• [Working data]

<<<<

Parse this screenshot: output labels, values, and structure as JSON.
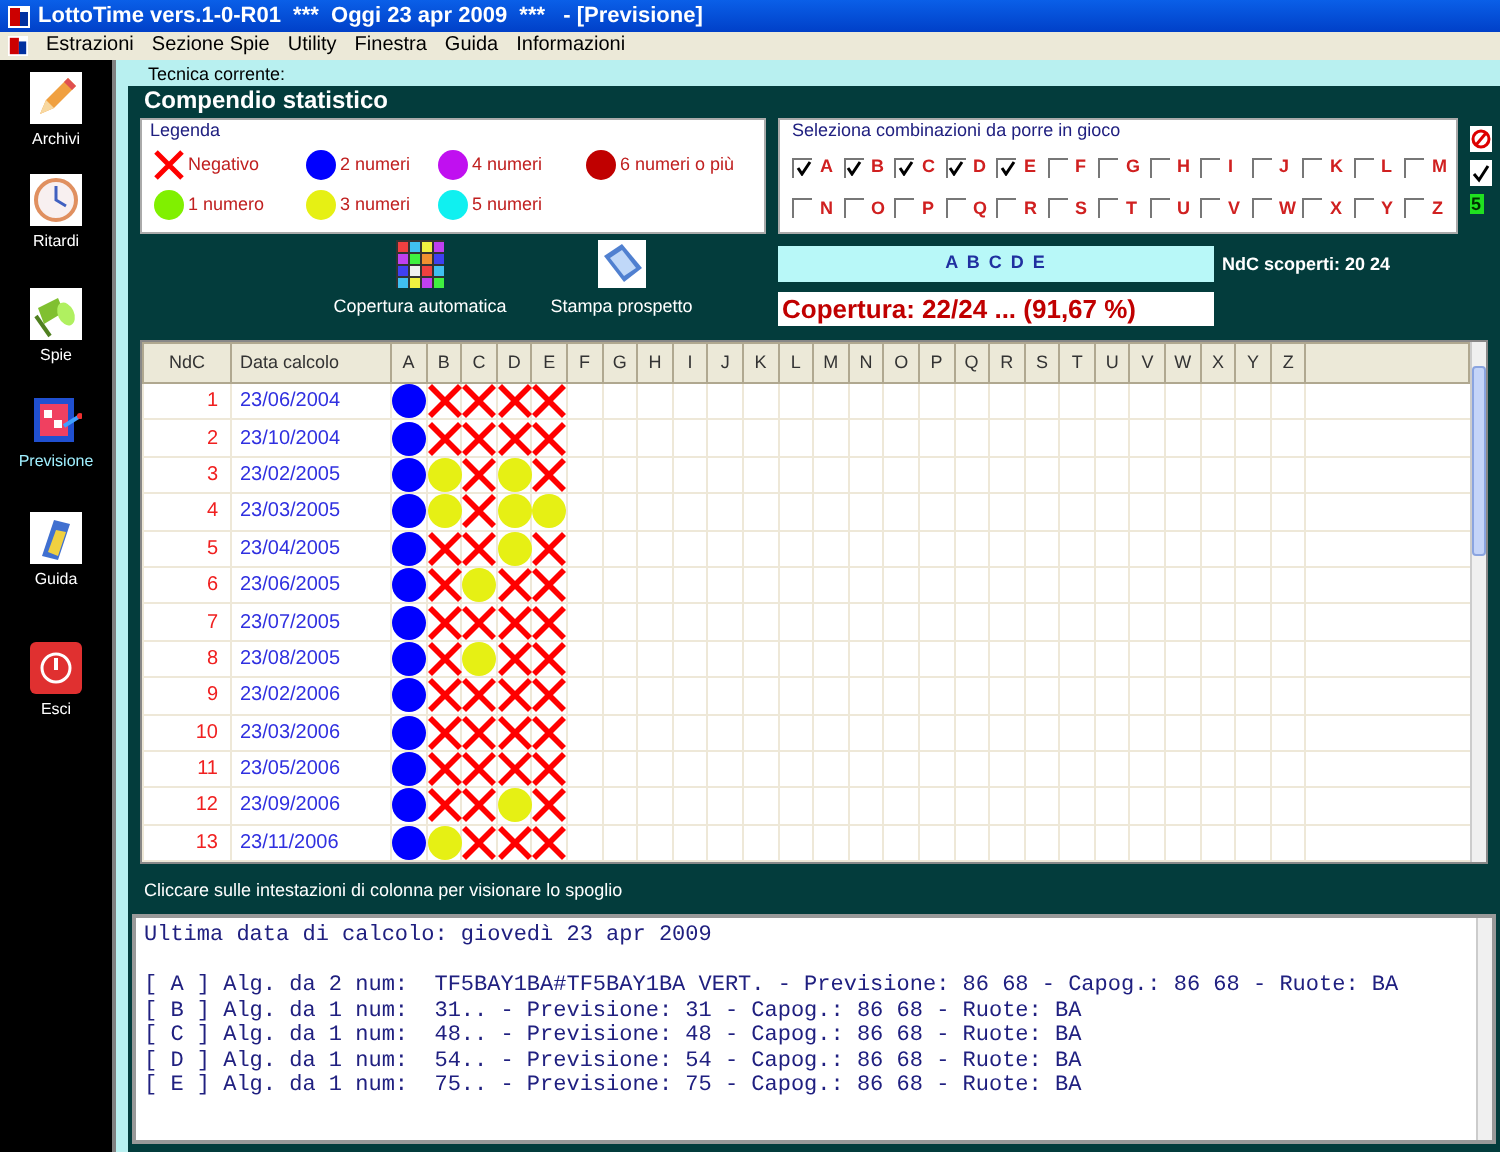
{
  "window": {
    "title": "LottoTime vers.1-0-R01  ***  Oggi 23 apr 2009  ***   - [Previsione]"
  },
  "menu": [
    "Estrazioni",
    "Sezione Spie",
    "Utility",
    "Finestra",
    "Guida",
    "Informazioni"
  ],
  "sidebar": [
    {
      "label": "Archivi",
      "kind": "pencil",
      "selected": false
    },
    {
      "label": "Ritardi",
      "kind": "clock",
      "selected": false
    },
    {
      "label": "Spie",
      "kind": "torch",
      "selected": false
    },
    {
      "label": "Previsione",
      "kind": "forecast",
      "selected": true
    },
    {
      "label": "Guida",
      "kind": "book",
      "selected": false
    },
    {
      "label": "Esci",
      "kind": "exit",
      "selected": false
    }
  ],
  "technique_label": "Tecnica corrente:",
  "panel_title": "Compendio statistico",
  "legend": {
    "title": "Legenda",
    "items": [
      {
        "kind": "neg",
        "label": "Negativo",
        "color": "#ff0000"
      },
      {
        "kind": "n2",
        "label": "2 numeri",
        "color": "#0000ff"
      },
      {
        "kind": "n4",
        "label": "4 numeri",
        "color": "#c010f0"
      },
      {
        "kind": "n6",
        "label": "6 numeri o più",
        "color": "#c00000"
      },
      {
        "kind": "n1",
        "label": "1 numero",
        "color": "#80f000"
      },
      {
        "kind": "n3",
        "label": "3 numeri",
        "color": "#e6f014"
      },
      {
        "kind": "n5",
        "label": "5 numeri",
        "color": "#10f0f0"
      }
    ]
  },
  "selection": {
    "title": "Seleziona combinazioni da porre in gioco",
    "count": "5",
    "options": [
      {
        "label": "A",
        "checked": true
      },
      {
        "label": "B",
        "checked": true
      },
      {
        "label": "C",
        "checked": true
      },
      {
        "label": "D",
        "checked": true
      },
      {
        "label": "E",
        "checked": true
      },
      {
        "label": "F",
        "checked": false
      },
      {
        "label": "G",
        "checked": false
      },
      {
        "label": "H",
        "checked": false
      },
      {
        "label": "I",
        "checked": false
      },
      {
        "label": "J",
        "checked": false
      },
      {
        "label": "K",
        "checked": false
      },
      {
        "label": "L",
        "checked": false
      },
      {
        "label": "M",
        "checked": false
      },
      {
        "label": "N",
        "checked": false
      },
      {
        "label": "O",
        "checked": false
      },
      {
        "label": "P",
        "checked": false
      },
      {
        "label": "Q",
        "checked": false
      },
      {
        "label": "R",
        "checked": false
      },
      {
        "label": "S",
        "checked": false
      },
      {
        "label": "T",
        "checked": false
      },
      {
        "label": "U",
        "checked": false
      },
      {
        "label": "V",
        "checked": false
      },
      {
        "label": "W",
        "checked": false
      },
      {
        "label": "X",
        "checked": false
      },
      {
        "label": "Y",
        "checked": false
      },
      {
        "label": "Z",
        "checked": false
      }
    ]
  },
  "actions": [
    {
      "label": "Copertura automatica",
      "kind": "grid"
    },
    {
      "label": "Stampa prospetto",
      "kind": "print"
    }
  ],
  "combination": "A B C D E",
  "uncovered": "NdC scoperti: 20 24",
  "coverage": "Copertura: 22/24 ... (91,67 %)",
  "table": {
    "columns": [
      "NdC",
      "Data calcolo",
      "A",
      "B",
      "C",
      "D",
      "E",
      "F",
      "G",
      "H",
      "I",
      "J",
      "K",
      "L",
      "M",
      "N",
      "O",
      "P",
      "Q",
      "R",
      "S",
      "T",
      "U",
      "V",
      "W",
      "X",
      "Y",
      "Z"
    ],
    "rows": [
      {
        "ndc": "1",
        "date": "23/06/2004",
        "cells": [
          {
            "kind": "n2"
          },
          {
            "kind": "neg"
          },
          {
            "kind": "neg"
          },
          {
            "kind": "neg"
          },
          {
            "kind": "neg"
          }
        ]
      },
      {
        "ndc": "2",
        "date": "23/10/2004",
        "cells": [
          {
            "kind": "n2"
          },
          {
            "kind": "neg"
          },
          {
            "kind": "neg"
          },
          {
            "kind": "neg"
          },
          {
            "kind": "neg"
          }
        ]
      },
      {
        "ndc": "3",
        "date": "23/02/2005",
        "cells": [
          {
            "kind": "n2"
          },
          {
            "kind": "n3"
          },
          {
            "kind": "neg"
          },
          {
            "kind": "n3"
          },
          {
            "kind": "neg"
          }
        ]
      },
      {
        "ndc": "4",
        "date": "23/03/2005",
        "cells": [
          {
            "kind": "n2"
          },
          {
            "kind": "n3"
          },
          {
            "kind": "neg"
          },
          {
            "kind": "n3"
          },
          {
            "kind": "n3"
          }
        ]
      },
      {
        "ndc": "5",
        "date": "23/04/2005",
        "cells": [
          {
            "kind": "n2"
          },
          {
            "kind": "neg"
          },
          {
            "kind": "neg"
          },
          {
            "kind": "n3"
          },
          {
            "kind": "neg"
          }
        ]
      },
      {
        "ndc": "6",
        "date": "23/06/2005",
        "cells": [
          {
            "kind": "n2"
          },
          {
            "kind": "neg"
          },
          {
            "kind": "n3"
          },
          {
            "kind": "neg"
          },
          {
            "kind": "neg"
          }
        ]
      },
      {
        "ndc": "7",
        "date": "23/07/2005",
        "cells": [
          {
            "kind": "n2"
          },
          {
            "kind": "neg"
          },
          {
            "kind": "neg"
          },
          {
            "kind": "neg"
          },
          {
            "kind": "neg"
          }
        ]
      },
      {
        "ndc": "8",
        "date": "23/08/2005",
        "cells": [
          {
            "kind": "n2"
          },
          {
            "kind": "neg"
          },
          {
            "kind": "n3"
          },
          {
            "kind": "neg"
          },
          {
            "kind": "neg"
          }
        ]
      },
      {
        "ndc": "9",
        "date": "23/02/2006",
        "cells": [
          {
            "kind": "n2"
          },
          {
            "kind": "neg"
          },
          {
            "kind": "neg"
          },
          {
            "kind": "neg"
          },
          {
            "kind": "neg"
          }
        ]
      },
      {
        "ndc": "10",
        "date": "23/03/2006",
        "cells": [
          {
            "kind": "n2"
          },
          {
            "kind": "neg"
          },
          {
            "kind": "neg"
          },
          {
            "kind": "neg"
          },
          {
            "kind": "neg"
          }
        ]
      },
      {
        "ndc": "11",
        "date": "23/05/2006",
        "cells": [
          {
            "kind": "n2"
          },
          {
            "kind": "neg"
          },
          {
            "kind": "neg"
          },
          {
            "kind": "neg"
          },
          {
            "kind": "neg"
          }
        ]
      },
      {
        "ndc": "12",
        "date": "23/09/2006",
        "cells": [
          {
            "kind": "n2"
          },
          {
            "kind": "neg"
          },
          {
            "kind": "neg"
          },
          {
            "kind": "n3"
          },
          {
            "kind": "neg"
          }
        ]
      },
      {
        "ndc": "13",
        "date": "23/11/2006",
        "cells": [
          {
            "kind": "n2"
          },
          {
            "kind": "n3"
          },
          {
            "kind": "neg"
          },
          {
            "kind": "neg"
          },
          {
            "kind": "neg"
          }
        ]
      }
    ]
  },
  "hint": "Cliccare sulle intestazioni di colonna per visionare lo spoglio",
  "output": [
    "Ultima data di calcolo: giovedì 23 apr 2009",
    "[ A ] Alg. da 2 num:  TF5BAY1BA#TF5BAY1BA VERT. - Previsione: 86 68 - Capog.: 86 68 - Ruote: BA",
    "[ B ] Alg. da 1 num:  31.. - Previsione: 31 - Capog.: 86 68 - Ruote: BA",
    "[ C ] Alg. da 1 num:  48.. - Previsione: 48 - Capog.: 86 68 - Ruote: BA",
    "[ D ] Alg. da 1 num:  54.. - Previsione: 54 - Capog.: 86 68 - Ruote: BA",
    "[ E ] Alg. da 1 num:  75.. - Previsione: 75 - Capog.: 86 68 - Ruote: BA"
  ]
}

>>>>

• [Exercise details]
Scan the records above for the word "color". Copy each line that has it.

• [Completed exercise]
        "color": "#ff0000"
        "color": "#0000ff"
        "color": "#c010f0"
        "color": "#c00000"
        "color": "#80f000"
        "color": "#e6f014"
        "color": "#10f0f0"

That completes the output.